Deep breath. Like our favorite flow, these skincare tips will keep our mind—and our skin—at ease. If you take your yoga practice outdoors, wear an SPF shirt, and lay your mat under a nicely shaded tree to help shield you from excessive sun exposure.
“Avoiding direct sunlight and wearing protective clothing is smart to protect your skin from sun damage. Even if you are going for a relaxing walk or doing just a few sun salutations. Staying out of the direct sunlight will reduce your risk of sun damage and wrinkles.” - Dr. B
Swimming is one of the best cardio and strength training workouts, while also an enjoyable activity during the summer. Whether you are swimming in open water or laps in the pool, the excess amount of water with exposure to pool chemicals and environmental pollutants can cause skin irritation and dryness. To keep your skin hydrated and protected, Dr. B. recommends applying the Dermatologist’s Choice Pre-Bath Oil to your skin before entering the water. This will seal your skin’s protective barrier to avoid skin irritation from chemicals and debris. He adds, “The Pre-Bath Oil is what I give to all my patients with eczema or dry skin. It is the only thing that will protect and also deeply hydrate the skin.” Just apply this serum before you put on your sunscreen, and you're good to go!

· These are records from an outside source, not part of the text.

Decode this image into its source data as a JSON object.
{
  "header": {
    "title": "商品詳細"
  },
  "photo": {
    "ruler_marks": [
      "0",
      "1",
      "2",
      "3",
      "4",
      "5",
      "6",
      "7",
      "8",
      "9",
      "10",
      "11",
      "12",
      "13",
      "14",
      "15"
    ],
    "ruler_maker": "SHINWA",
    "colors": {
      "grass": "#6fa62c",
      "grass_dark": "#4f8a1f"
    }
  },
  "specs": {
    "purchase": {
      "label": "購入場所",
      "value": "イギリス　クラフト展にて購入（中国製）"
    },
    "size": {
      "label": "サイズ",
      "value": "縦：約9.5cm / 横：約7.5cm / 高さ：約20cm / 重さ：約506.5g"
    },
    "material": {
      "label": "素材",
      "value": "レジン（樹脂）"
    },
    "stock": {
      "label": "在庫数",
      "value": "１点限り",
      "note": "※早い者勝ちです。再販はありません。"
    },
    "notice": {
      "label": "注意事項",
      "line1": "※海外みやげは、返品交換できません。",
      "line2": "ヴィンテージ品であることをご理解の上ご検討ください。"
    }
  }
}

With warm temperatures during the summer months, it’s the perfect time for hiking and exploring the mountainous outdoors. It is essential to take the necessary steps to avoid your skin becoming sunburnt, irritated, or breaking out. “Wearing a hat with a large brim that will shade your face and neck is key. A baseball cap is just not enough for the sun protection you need. After your hike, it is important to clean your face and pores of sweat, dirt, and toxins with Dermatologist’s Choice Glycolic Peel Cleansing Pads to avoid breakouts from occurring,” Dr. B. warns. Keep them in your bag for easy cleansing after a hike.
One of the biggest skin concerns cyclists or runners usually bring to dermatologists is chafing. Even if you’re just cruising along the seaside or taking a cycling class, those tight clothes and friction can cause some intense irritation and redness. “When you have an issue with chafing, you need to protect your skin. You need armor over the skin. Beeswax, for example, is thick to coat the skin and protect it. Another effective option is the hydrating Dermatologist’s Choice Pre-Bath Oil. For best results, moisturize your skin, and then add a piece of clothing to cover it (that is actually like armor),” Dr. B. shares. Are you a runner? Feel free to use this tip too before your next mile or 30.

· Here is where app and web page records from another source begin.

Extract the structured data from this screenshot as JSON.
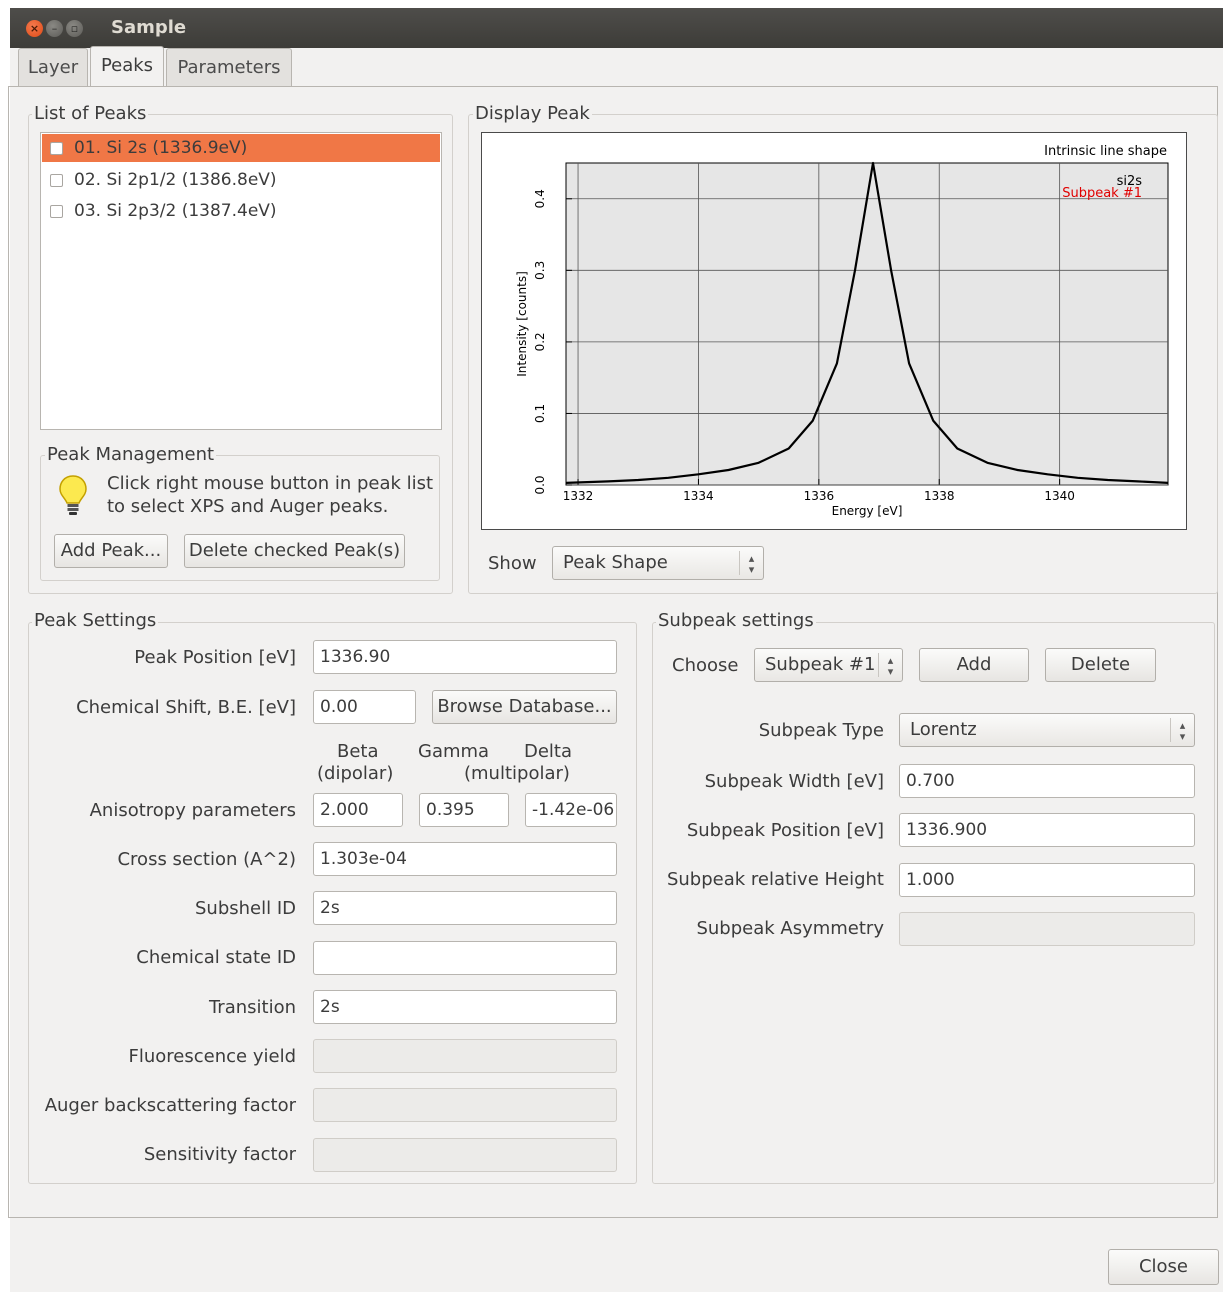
{
  "window": {
    "title": "Sample"
  },
  "tabs": [
    {
      "label": "Layer"
    },
    {
      "label": "Peaks"
    },
    {
      "label": "Parameters"
    }
  ],
  "peak_list": {
    "title": "List of Peaks",
    "items": [
      {
        "label": "01. Si 2s (1336.9eV)",
        "selected": true
      },
      {
        "label": "02. Si 2p1/2 (1386.8eV)",
        "selected": false
      },
      {
        "label": "03. Si 2p3/2 (1387.4eV)",
        "selected": false
      }
    ]
  },
  "peak_management": {
    "title": "Peak Management",
    "hint_line1": "Click right mouse button in peak list",
    "hint_line2": "to select XPS and Auger peaks.",
    "add_label": "Add Peak...",
    "delete_label": "Delete checked Peak(s)"
  },
  "display_peak": {
    "title": "Display Peak",
    "show_label": "Show",
    "show_value": "Peak Shape"
  },
  "chart_data": {
    "type": "line",
    "title": "Intrinsic line shape",
    "xlabel": "Energy [eV]",
    "ylabel": "Intensity [counts]",
    "xlim": [
      1331.8,
      1341.8
    ],
    "ylim": [
      0,
      0.45
    ],
    "x_ticks": [
      "1332",
      "1334",
      "1336",
      "1338",
      "1340"
    ],
    "y_ticks": [
      "0.0",
      "0.1",
      "0.2",
      "0.3",
      "0.4"
    ],
    "grid": true,
    "legend_position": "top-right",
    "legend": [
      {
        "text": "si2s",
        "color": "#000000"
      },
      {
        "text": "Subpeak #1",
        "color": "#e00000"
      }
    ],
    "series": [
      {
        "name": "si2s",
        "color": "#000000",
        "x": [
          1331.8,
          1332.5,
          1333.0,
          1333.5,
          1334.0,
          1334.5,
          1335.0,
          1335.5,
          1335.9,
          1336.3,
          1336.6,
          1336.9,
          1337.2,
          1337.5,
          1337.9,
          1338.3,
          1338.8,
          1339.3,
          1339.8,
          1340.3,
          1340.8,
          1341.3,
          1341.8
        ],
        "y": [
          0.003,
          0.005,
          0.007,
          0.01,
          0.015,
          0.021,
          0.031,
          0.051,
          0.09,
          0.17,
          0.3,
          0.45,
          0.3,
          0.17,
          0.09,
          0.051,
          0.031,
          0.021,
          0.015,
          0.01,
          0.007,
          0.005,
          0.003
        ]
      }
    ]
  },
  "peak_settings": {
    "title": "Peak Settings",
    "position_label": "Peak Position [eV]",
    "position_value": "1336.90",
    "shift_label": "Chemical Shift, B.E. [eV]",
    "shift_value": "0.00",
    "browse_label": "Browse Database...",
    "beta_line1": "Beta",
    "beta_line2": "(dipolar)",
    "gamma_label": "Gamma",
    "delta_label": "Delta",
    "multipolar_label": "(multipolar)",
    "aniso_label": "Anisotropy parameters",
    "beta_value": "2.000",
    "gamma_value": "0.395",
    "delta_value": "-1.42e-06",
    "cross_label": "Cross section (A^2)",
    "cross_value": "1.303e-04",
    "subshell_label": "Subshell ID",
    "subshell_value": "2s",
    "chemstate_label": "Chemical state ID",
    "chemstate_value": "",
    "transition_label": "Transition",
    "transition_value": "2s",
    "fluor_label": "Fluorescence yield",
    "auger_label": "Auger backscattering factor",
    "sens_label": "Sensitivity factor"
  },
  "subpeak_settings": {
    "title": "Subpeak settings",
    "choose_label": "Choose",
    "choose_value": "Subpeak #1",
    "add_label": "Add",
    "delete_label": "Delete",
    "type_label": "Subpeak Type",
    "type_value": "Lorentz",
    "width_label": "Subpeak Width [eV]",
    "width_value": "0.700",
    "position_label": "Subpeak Position [eV]",
    "position_value": "1336.900",
    "height_label": "Subpeak relative Height",
    "height_value": "1.000",
    "asym_label": "Subpeak Asymmetry"
  },
  "footer": {
    "close_label": "Close"
  }
}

At the end of your activity, the real results of that skin preparation set in. But sometimes, you need a little extra support afterwards. After any good workout, cleansing off the sweat, dirt, toxins, and irritant is paramount. Dermatologist Choice pH Balanced Cleanser helps to gently but effectively remove sweat, oil, and restore the skin’s natural pH levels.

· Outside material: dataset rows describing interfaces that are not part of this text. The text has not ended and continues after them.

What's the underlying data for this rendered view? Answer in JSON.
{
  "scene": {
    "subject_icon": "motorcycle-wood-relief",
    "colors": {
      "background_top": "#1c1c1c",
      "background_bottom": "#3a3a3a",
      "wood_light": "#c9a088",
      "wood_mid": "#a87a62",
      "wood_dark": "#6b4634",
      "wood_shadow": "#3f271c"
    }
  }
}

Did you end up getting a sunburn, or is your skin dry from the elements? Soothe with the Pre-Bath Oil with natural oils like sunflower and jojoba oil for deep hydration and healing.
“Sun damage can manifest in multiple ways. Most often, you will notice a sunburn first, which can then lead to irritated skin—and over time, sun damage increases the appearance of wrinkles.” For safe measure, at night regenerate sun-damaged skin with Dermatologist's Choice Ultra Anti-Aging Cream with 15% non-neutralized glycolic acid to your skin. This powerful dermatology treatment rebuilds the collagen and exfoliates fine lines, sunspots, and acne on the skin. “Do not apply the Ultra Anti-Aging Cream on a sunburn or irritated skin,” Dr. B. shares. These are long-term habits to aid in maintaining your best skin health.
Capture your best skin with everything you need this summer with the Dermatologist’s Choice Skin Kit, and get 20% off your order with code MB20 at www.dermchoice.com.